Education, empowerment on this week’s Play Your Part TV

Oyama-Matomela-600At just 19, Oyama Matomela became a qualified commercial pilot, having studied at the highly-acclaimed 43 Air School in Port Alfred (Image: Brand South Africa)

This weekend’s episode of the Play Your Part TV series looks at South Africans who are making their mark in the fields of education and empowerment. They include SHOUT SA, Luvuyo Mandela, Nontsikelelo Qwelane, Oyama Matomela, Sakhile Ngcobo and Stuart Ntlathi. The episode airs on SABC 2 on Sunday, 17 August at 9pm.

SHOUT is a movement that belongs to every South African who is committed and passionate about building a safer South Africa. They market and sell SHOUT merchandise in order to fund projects that will prevent crime and eliminate this scourge from society.

Following the murder of music legend Lucky Dube, musician Danny K and kwaito star – and Play Your Part TV series presenter – Kabelo Mabalane felt that something needed to be done about the high level of violent crime in South Africa. SHOUT was born.

Driven by his passion to change the many social ills plaguing youth in South Africa, basketball fanatic come social entrepreneur, public speaker, mc and Play Your Part ambassador Luvuyo Hlanganani Mandela is working to address these challenges and drive social (re)development.
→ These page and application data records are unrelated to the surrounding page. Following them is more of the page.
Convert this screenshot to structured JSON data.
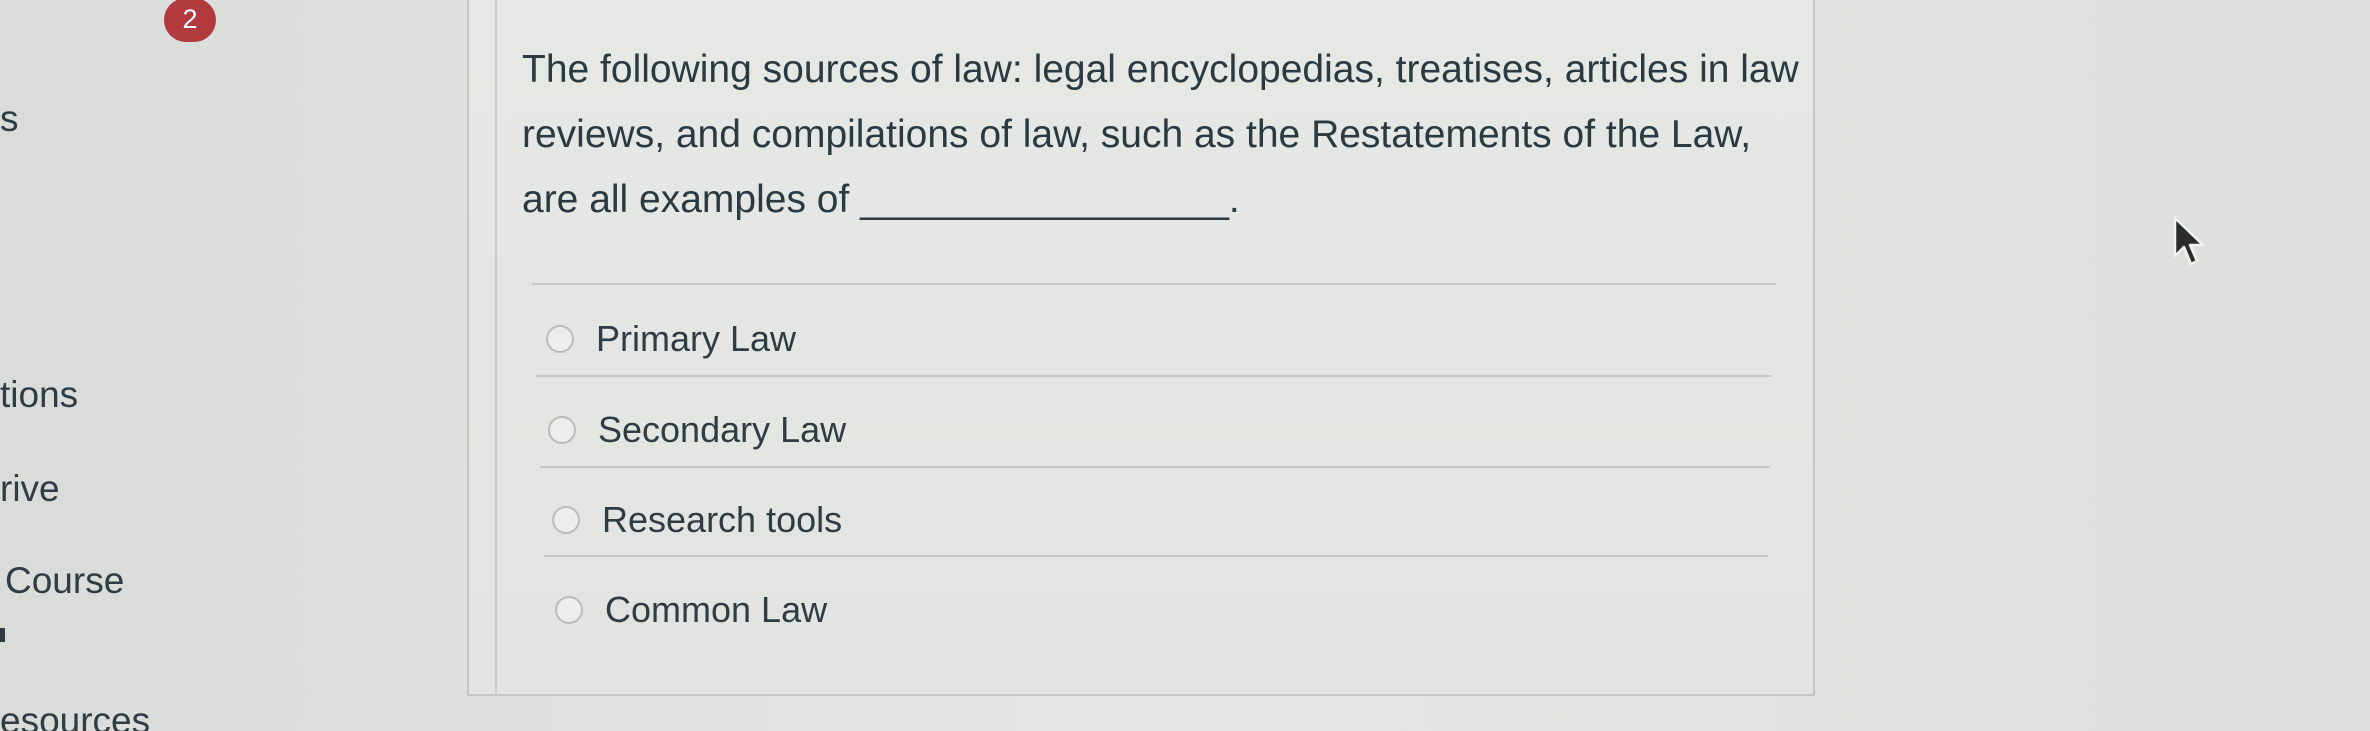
{
  "nav": {
    "badge": "2",
    "items": [
      "s",
      "tions",
      "rive",
      "Course",
      "esources"
    ]
  },
  "question": {
    "text": "The following sources of law: legal encyclopedias, treatises, articles in law reviews, and compilations of law, such as the Restatements of the Law, are all examples of _________________.",
    "answers": [
      "Primary Law",
      "Secondary Law",
      "Research tools",
      "Common Law"
    ]
  },
  "icons": {
    "cursor": "mouse-pointer-icon",
    "radio": "radio-button-icon"
  },
  "colors": {
    "badge": "#b23a3f",
    "text": "#2d3b45"
  }
}
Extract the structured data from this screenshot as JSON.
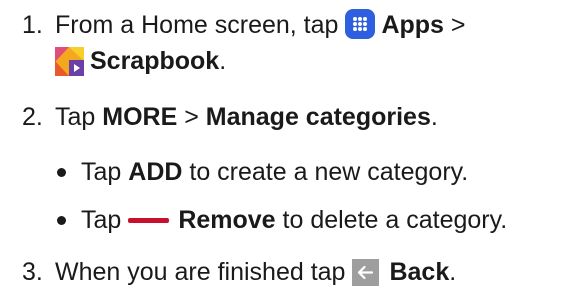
{
  "steps": [
    {
      "number": "1.",
      "line1": {
        "before": "From a Home screen, tap",
        "bold": "Apps",
        "after": " >"
      },
      "line2": {
        "bold": "Scrapbook",
        "after": "."
      },
      "icons": [
        "apps-icon",
        "scrapbook-icon"
      ]
    },
    {
      "number": "2.",
      "before": "Tap ",
      "bold1": "MORE",
      "middle": " > ",
      "bold2": "Manage categories",
      "after": "."
    },
    {
      "number": "3.",
      "before": "When you are finished tap",
      "bold": "Back",
      "after": ".",
      "icon": "back-arrow-icon"
    }
  ],
  "bullets": [
    {
      "before": "Tap ",
      "bold": "ADD",
      "after": " to create a new category."
    },
    {
      "before": "Tap",
      "bold": "Remove",
      "after": " to delete a category.",
      "icon": "remove-icon"
    }
  ],
  "colors": {
    "apps_icon": "#2e5fe0",
    "remove_icon": "#c8102e",
    "back_icon": "#9e9e9e",
    "text": "#1a1a1a"
  }
}
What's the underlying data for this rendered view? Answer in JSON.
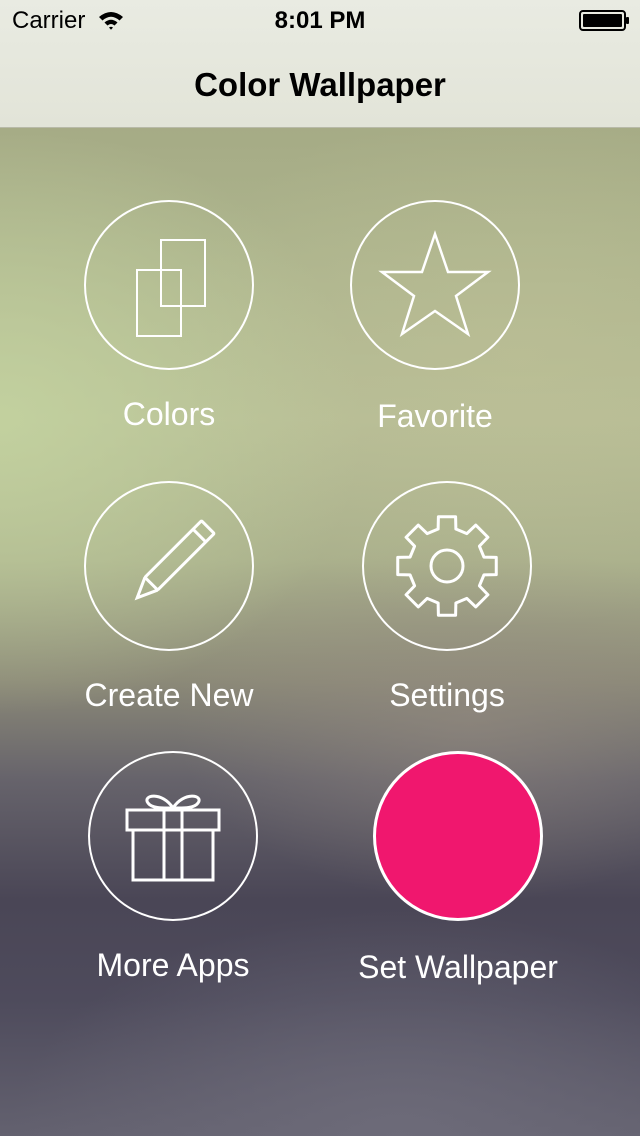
{
  "status_bar": {
    "carrier": "Carrier",
    "time": "8:01 PM",
    "icons": [
      "wifi-icon",
      "battery-icon"
    ]
  },
  "nav": {
    "title": "Color Wallpaper"
  },
  "menu": {
    "colors": {
      "label": "Colors",
      "icon": "layers-icon"
    },
    "favorite": {
      "label": "Favorite",
      "icon": "star-icon"
    },
    "create_new": {
      "label": "Create New",
      "icon": "pencil-icon"
    },
    "settings": {
      "label": "Settings",
      "icon": "gear-icon"
    },
    "more_apps": {
      "label": "More Apps",
      "icon": "gift-icon"
    },
    "set_wallpaper": {
      "label": "Set Wallpaper",
      "swatch_color": "#f0176e"
    }
  },
  "colors": {
    "nav_background": "#e6e8de",
    "accent_swatch": "#f0176e",
    "icon_stroke": "#ffffff"
  }
}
The Durban born social entrepreneur is combatting these issues on a number of fronts given his previous and current involvement in a range of different organisations focussed on bringing about a positive change in South Africa. Luvuyo, the great-grandson of Nelson Mandela, is also an ambassador for Cheesekids for Humanity.

At just 19, Oyama Matomela was already flying high. Hailing from Port Elizabeth, she is the first female commercial pilot with an instrument rating to qualify through the Eastern Cape department of transport bursary scheme. Matomela gained her qualification from the highly-acclaimed 43 Air School in Port Alfred.

Along the way, she has broken barriers in the male-dominated industry, and is a young example to other women to achieve their dreams.

At the ripe old age of 92, Nontsikelelo Qwelane is the oldest known teacher in South Africa. She was born in Engcobo, in the Eastern Cape, and trained as a teacher. She started teaching at 19 in the government schools of the Eastern Cape, before later moving on to teach in the Western Cape, Gauteng and Mpumalanga.

Sakhile Ngcobo is Playing His Part by empowering South Africa’s economy through his involvement in the diamond business. He is the executive head of external and corporate affairs for De Beers Consolidated Mines, and also serves on the boards of SASA Gold Exploration and the De Beers Fund, and is a non-executive board member of South African Diamonds and Precious Metals Regulator.

He is also chairman of the Moses Kotane Institute, a provincial government in KwaZulu-Natal aimed at growing the local economy through building science, technology, engineering and maths skills.

Stuart Ntlathi, voted one of the Mail & Guardian’s 200 Young South Africans in 2013, has had a long love for maths and science. At age 13, he started the Stuart Ntlathi Science and Technology Institute. What was more of a science club at the time became a formal institute when have gave it his full attention after leaving university.

The institute selects ten Grade 10 students from three high schools in the different provinces, and teaches them more about further study and career opportunities available in the fields of science, maths, engineering and information and communications technology (ICT).

Deciding that she didn’t want to stop teaching after her retirement, Qwelane started teaching in private schools. She currently teaches geography to matric students at the Metropolitan International College in White River, Mpumalanga.

The government has given recognition to Qwelane’s dedication by awarding her the Order of the Baobab in Bronze.